Sen. Heidi Heitkamp (D-N.D.), a key swing vote in the battle to confirm Brett Kavanaugh, announced Thursday that she will vote to oppose President Donald Trump's Supreme Court nominee.
Heitkamp's decision, which she first announced to North Dakota radio station WDAY, comes less than a day after the FBI completed its investigation into allegations of sexual misconduct raised against Kavanaugh.
Heitkamp, who is running for reelection this November in a state that Trump handily won in 2016, said last week's hearing where Kavanaugh defended himself against accusations of attempted rape by Dr. Christine Blasey, raised questions about the high court nominee's "current temperament, honesty, and impartiality" and has "furthered a national discussion about stopping sexual assault."
"Our actions right now are a poignant signal to young girls and women across our country," Heitkamp said. "I will continue to stand up for them."
Heitkamp believed that Ford "gave heartfelt, credible and persuasive testimony." She also pointed to her work to implement the Violence Against Women Act as the attorney general for North Dakota.

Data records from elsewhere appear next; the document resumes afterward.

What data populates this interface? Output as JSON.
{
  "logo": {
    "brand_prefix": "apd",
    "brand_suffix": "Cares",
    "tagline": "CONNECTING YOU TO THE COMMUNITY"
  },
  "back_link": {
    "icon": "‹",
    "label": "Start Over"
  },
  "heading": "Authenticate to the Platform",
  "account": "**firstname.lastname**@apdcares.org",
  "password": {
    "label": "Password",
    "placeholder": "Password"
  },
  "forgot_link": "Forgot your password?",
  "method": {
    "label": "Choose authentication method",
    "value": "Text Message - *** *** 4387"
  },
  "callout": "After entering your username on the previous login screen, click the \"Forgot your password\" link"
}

"When I listened to Dr. Ford testify, I heard the voices of women I have known throughout my life who have similar stories of sexual assault and abuse," the senator said. "Countless North Dakotans and others close to me have since reached out and told me their stories of being raped or sexually assaulted – and expressed the same anguish and fear."
Heitkamp also mentioned she voted to confirm Neil Gorsuch, Trump's first nominee to the high court. She was one of three Democrats to support Gorsuch's nomination — Sens. Joe Donnelly (D-Ind.) and Joe Manchin (D-W.Va.) also voted "yes" on Gorsuch. Donnelly said he would reject Kavanaugh's nomination, while Manchin remains undecided.
The announcement comes as recent polls have shown Heitkamp trailing behind Rep. Kevin Cramer (R-N.D.), her Republican challenger, by double-digits in her bid for reelection. A Fox News poll published Wednesday revealed that 53 percent of likely voters in North Dakota support Cramer, while only 41 percent back Heitkamp.
While Heitkamp is currently one of the most vulnerable Democrats in the Senate, she said her decision to vote "no" on Kavanaugh wasn't a political one, CNN's Kaitlan Collins reports.
"This isn't a political decision. If this were a political decision for me I certainly would be deciding this the other way . . . I can't get up in the morning and look at the experience I've had and say, 'yes,' to Judge Kavanaugh," Heitkamp said.
Republicans likely do not need Heitkamp to secure Kavanaugh's confirmation. They have a 51-seat majority in the upper chamber, which means they can lose one Republican senator – given Vice President Mike Pence's ability to cast a vote in the event of a tie – before they need to ask Democrats for help to seal the deal.
Republican Senators Susan Collins of Maine and Lisa Murkowski of Alaska have not yet announced how they will vote on Kavanaugh, although Collins suggested her support Thursday for the FBI's probe of Kavanaugh. Sen. Jeff Flake (R-Ariz.) also signaled he was likely to vote along party lines